Outside of work, empathy means having the ability to connect or relate with the feelings of another. At work, this now means having employers and co-workers who can understand that their peers are more than just the person who turns up for work.
In a Fortune article, Vanessa Ferguson, senior vice president of people and experience at LiveTiles, shared how the company witnessed what this meant firsthand in the first few weeks of the pandemic.
“When we originally shifted to working from home, it was very evident that some people had a home office setup, good internet connectivity, and either no kids or their kids were being looked after by a relative. Then there were people who were just really not able to adjust. We needed to get in and help them,” Ferguson said.
This meant reaching out and listening to what employees had to say. New employee engagement platforms like Reach allowed people to seamlessly perform their tasks even outside of the workplace with its streamlined communication process. By giving employees a chance and a platform to air their needs, the company was able to craft a better support system as lockdowns continued and circumstances varied across regions.
Unfortunately, this empathetic approach in leadership is not the norm. A survey by the Center for Creative Leadership reveals that not everyone is naturally empathetic, but it can be learned. “Active listening” and making a “conscious choice of the most appropriate verbal and non-verbal language” in the workplace are some of the steps business leaders may take to inculcate a more empathetic environment.
How Empathy Can Affect Workplace Culture
The same survey by the Center for Creative Leadership also added: “empathetic leaders are assets to organizations, in part, because they are able to effectively build and maintain relationships—a critical part of leading organizations anywhere in the world.” With social issues continuing to hound the news cycle—from racism to climate—change, an empathetic leader at work is definitely a welcome reprieve for employees.
Such a set-up also gives workers a better environment to deliver their tasks effectively. Empathetic leaders may spell a world of difference to the lives of workers, as they feel more supported to become more than just members of the workplace. After all, World Economic Forum has already said: “mental health, stress, and burnout are now perceived as responsibilities of the organization. The failure to deploy empathy means less innovation, lower engagement, and reduced loyalty.”

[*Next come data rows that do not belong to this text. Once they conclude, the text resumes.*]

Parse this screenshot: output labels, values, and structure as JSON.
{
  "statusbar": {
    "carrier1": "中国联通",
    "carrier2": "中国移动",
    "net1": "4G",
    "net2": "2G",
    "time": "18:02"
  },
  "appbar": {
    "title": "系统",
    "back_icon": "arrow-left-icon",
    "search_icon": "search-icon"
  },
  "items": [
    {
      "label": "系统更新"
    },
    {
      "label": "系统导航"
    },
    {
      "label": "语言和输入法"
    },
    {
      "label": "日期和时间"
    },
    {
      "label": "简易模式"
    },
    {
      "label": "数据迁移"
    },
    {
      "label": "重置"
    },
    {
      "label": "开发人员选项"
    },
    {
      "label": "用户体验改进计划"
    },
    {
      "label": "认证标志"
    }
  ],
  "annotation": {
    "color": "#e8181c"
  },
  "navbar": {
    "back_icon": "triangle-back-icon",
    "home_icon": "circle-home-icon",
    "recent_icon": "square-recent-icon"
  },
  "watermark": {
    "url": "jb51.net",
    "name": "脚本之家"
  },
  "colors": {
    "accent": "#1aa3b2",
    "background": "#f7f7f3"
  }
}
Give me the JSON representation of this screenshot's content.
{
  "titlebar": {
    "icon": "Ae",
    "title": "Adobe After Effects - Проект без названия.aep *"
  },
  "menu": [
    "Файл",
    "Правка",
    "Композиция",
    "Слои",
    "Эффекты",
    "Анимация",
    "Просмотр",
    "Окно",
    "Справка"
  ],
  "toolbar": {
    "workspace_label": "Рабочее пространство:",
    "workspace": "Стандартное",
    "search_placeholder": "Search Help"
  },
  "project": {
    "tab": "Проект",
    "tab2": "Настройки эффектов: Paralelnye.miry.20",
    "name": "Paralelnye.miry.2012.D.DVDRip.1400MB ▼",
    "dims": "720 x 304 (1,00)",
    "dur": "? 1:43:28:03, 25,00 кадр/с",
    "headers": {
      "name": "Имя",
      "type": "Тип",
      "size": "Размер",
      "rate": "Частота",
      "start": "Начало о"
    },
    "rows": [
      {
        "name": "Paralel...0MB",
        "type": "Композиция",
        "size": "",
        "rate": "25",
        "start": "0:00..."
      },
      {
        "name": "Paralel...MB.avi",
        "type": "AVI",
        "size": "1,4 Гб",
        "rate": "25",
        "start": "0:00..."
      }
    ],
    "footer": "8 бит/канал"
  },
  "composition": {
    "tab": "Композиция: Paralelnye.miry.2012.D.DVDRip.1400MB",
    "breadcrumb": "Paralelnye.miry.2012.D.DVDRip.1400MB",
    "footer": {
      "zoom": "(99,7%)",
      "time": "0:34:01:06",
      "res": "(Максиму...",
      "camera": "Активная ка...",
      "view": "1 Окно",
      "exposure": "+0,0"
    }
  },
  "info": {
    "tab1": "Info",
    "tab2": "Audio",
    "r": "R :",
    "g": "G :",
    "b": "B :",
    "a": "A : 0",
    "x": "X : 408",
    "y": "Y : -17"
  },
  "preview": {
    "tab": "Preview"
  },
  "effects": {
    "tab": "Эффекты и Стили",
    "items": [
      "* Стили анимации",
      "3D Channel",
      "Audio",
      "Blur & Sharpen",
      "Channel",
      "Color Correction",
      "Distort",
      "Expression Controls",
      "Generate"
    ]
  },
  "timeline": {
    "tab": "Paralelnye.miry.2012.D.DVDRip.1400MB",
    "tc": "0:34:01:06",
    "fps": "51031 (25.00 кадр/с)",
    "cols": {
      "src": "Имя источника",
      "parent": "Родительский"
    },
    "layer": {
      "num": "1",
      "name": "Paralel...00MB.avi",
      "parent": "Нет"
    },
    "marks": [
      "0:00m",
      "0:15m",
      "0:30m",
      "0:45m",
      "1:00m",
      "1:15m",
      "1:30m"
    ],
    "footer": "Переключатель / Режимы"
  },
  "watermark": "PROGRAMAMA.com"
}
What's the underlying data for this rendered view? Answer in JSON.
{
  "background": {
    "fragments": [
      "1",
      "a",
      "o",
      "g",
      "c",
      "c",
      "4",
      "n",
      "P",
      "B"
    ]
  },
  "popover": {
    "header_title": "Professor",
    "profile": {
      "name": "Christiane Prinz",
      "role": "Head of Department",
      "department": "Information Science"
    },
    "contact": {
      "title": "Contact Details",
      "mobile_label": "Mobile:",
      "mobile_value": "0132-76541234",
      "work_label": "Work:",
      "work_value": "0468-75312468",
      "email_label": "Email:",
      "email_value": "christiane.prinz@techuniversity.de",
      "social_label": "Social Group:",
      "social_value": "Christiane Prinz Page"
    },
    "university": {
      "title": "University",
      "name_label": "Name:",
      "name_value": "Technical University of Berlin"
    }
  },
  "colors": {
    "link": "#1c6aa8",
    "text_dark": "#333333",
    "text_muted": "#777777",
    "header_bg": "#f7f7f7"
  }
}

In the post-pandemic workplace, kindness is now a highly valued human skill.